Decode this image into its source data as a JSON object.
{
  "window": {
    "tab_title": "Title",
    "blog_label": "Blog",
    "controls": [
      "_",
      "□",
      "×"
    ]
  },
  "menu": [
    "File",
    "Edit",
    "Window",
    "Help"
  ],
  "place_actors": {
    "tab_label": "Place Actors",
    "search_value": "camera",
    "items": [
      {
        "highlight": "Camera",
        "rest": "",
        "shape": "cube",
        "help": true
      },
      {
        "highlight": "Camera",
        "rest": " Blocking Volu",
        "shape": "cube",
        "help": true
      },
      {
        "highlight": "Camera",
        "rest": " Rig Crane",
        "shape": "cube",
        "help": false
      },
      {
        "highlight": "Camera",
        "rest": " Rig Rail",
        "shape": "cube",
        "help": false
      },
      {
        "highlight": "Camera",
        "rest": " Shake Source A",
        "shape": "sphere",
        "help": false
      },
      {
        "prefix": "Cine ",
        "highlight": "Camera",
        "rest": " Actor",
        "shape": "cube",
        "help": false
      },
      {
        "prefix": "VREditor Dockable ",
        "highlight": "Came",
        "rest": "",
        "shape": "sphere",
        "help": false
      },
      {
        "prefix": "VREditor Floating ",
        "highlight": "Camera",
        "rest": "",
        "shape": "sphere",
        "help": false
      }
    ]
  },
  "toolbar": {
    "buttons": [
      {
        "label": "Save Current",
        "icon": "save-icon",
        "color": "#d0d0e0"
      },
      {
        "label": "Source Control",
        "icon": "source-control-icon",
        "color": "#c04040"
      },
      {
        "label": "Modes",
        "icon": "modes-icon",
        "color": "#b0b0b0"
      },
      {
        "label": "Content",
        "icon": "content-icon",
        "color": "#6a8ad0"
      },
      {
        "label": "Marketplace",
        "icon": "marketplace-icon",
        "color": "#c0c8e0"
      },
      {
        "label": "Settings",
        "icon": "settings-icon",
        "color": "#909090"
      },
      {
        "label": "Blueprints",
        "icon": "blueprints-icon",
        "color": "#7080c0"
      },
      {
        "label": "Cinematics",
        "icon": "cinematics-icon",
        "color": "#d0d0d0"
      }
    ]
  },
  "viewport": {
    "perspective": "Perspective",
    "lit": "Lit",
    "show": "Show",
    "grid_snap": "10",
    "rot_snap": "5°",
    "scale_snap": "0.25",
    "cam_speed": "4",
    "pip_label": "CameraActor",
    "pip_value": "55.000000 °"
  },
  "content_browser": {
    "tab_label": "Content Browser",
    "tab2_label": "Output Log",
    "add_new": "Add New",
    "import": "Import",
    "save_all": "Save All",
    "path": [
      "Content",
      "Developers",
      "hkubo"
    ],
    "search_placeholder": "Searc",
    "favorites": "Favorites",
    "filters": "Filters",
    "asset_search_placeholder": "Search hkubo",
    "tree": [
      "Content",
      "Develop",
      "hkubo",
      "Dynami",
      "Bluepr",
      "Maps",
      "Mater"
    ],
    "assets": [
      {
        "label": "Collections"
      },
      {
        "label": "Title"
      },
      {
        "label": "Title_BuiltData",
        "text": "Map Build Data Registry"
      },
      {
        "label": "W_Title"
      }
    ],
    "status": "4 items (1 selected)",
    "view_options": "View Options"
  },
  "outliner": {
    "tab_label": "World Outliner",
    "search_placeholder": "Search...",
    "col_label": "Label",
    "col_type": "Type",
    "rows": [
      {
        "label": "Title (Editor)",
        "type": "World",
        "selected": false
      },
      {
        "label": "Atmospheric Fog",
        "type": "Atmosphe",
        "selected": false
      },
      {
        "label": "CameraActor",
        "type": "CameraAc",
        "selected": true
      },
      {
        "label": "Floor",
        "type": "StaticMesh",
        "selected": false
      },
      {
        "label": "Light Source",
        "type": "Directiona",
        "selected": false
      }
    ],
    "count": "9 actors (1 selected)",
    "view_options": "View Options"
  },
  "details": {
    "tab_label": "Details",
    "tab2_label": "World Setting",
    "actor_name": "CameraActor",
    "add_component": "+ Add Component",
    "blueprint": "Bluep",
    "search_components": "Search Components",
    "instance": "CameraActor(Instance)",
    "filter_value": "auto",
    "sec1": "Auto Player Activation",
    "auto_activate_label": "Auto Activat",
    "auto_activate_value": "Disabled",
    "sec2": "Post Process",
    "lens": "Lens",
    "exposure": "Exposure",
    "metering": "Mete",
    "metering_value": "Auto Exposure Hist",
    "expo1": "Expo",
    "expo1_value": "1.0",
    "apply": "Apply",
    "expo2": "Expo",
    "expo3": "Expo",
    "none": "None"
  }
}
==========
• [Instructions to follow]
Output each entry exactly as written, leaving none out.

• [Solution for this exercise]
Decode this image into its source data as a JSON object.
{
  "window": {
    "tab_title": "Title",
    "blog_label": "Blog",
    "controls": [
      "_",
      "□",
      "×"
    ]
  },
  "menu": [
    "File",
    "Edit",
    "Window",
    "Help"
  ],
  "place_actors": {
    "tab_label": "Place Actors",
    "search_value": "camera",
    "items": [
      {
        "highlight": "Camera",
        "rest": "",
        "shape": "cube",
        "help": true
      },
      {
        "highlight": "Camera",
        "rest": " Blocking Volu",
        "shape": "cube",
        "help": true
      },
      {
        "highlight": "Camera",
        "rest": " Rig Crane",
        "shape": "cube",
        "help": false
      },
      {
        "highlight": "Camera",
        "rest": " Rig Rail",
        "shape": "cube",
        "help": false
      },
      {
        "highlight": "Camera",
        "rest": " Shake Source A",
        "shape": "sphere",
        "help": false
      },
      {
        "prefix": "Cine ",
        "highlight": "Camera",
        "rest": " Actor",
        "shape": "cube",
        "help": false
      },
      {
        "prefix": "VREditor Dockable ",
        "highlight": "Came",
        "rest": "",
        "shape": "sphere",
        "help": false
      },
      {
        "prefix": "VREditor Floating ",
        "highlight": "Camera",
        "rest": "",
        "shape": "sphere",
        "help": false
      }
    ]
  },
  "toolbar": {
    "buttons": [
      {
        "label": "Save Current",
        "icon": "save-icon",
        "color": "#d0d0e0"
      },
      {
        "label": "Source Control",
        "icon": "source-control-icon",
        "color": "#c04040"
      },
      {
        "label": "Modes",
        "icon": "modes-icon",
        "color": "#b0b0b0"
      },
      {
        "label": "Content",
        "icon": "content-icon",
        "color": "#6a8ad0"
      },
      {
        "label": "Marketplace",
        "icon": "marketplace-icon",
        "color": "#c0c8e0"
      },
      {
        "label": "Settings",
        "icon": "settings-icon",
        "color": "#909090"
      },
      {
        "label": "Blueprints",
        "icon": "blueprints-icon",
        "color": "#7080c0"
      },
      {
        "label": "Cinematics",
        "icon": "cinematics-icon",
        "color": "#d0d0d0"
      }
    ]
  },
  "viewport": {
    "perspective": "Perspective",
    "lit": "Lit",
    "show": "Show",
    "grid_snap": "10",
    "rot_snap": "5°",
    "scale_snap": "0.25",
    "cam_speed": "4",
    "pip_label": "CameraActor",
    "pip_value": "55.000000 °"
  },
  "content_browser": {
    "tab_label": "Content Browser",
    "tab2_label": "Output Log",
    "add_new": "Add New",
    "import": "Import",
    "save_all": "Save All",
    "path": [
      "Content",
      "Developers",
      "hkubo"
    ],
    "search_placeholder": "Searc",
    "favorites": "Favorites",
    "filters": "Filters",
    "asset_search_placeholder": "Search hkubo",
    "tree": [
      "Content",
      "Develop",
      "hkubo",
      "Dynami",
      "Bluepr",
      "Maps",
      "Mater"
    ],
    "assets": [
      {
        "label": "Collections"
      },
      {
        "label": "Title"
      },
      {
        "label": "Title_BuiltData",
        "text": "Map Build Data Registry"
      },
      {
        "label": "W_Title"
      }
    ],
    "status": "4 items (1 selected)",
    "view_options": "View Options"
  },
  "outliner": {
    "tab_label": "World Outliner",
    "search_placeholder": "Search...",
    "col_label": "Label",
    "col_type": "Type",
    "rows": [
      {
        "label": "Title (Editor)",
        "type": "World",
        "selected": false
      },
      {
        "label": "Atmospheric Fog",
        "type": "Atmosphe",
        "selected": false
      },
      {
        "label": "CameraActor",
        "type": "CameraAc",
        "selected": true
      },
      {
        "label": "Floor",
        "type": "StaticMesh",
        "selected": false
      },
      {
        "label": "Light Source",
        "type": "Directiona",
        "selected": false
      }
    ],
    "count": "9 actors (1 selected)",
    "view_options": "View Options"
  },
  "details": {
    "tab_label": "Details",
    "tab2_label": "World Setting",
    "actor_name": "CameraActor",
    "add_component": "+ Add Component",
    "blueprint": "Bluep",
    "search_components": "Search Components",
    "instance": "CameraActor(Instance)",
    "filter_value": "auto",
    "sec1": "Auto Player Activation",
    "auto_activate_label": "Auto Activat",
    "auto_activate_value": "Disabled",
    "sec2": "Post Process",
    "lens": "Lens",
    "exposure": "Exposure",
    "metering": "Mete",
    "metering_value": "Auto Exposure Hist",
    "expo1": "Expo",
    "expo1_value": "1.0",
    "apply": "Apply",
    "expo2": "Expo",
    "expo3": "Expo",
    "none": "None"
  }
}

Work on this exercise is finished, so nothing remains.